Extracted material →
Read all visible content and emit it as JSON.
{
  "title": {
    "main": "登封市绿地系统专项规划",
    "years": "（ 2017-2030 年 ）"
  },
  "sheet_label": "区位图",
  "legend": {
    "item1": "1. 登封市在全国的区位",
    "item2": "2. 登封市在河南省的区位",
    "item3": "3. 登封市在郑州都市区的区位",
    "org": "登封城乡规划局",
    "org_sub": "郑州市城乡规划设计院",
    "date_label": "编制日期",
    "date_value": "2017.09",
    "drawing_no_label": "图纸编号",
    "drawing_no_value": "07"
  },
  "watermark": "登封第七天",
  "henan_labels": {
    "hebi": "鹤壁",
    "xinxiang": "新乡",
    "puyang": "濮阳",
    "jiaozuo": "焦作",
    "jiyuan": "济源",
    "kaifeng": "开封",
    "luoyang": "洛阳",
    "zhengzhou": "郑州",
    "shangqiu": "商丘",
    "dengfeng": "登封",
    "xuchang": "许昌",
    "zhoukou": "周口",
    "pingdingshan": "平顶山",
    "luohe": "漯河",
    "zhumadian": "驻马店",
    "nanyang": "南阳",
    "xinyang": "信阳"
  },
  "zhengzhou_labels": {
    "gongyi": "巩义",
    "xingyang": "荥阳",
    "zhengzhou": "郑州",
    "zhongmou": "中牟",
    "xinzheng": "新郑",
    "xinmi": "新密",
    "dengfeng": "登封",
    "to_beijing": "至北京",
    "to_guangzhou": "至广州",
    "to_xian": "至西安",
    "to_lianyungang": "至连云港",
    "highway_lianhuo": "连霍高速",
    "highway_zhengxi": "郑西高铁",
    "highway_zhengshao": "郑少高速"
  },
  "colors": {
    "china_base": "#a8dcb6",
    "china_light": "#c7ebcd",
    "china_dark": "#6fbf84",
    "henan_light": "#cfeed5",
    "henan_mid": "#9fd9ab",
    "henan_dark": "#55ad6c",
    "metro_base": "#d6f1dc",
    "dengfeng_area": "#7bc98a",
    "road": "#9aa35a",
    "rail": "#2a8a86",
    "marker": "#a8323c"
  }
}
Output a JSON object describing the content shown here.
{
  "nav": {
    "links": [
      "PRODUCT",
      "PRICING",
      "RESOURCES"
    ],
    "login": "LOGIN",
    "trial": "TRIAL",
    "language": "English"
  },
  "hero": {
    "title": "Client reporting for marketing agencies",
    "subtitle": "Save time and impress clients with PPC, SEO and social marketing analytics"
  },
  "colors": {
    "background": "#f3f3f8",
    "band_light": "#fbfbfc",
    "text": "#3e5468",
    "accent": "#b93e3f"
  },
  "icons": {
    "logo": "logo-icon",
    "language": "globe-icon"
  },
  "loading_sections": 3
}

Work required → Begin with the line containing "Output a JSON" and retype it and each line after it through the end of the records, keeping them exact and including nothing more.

Answer space →
Output a JSON object describing the content shown here.
{
  "nav": {
    "links": [
      "PRODUCT",
      "PRICING",
      "RESOURCES"
    ],
    "login": "LOGIN",
    "trial": "TRIAL",
    "language": "English"
  },
  "hero": {
    "title": "Client reporting for marketing agencies",
    "subtitle": "Save time and impress clients with PPC, SEO and social marketing analytics"
  },
  "colors": {
    "background": "#f3f3f8",
    "band_light": "#fbfbfc",
    "text": "#3e5468",
    "accent": "#b93e3f"
  },
  "icons": {
    "logo": "logo-icon",
    "language": "globe-icon"
  },
  "loading_sections": 3
}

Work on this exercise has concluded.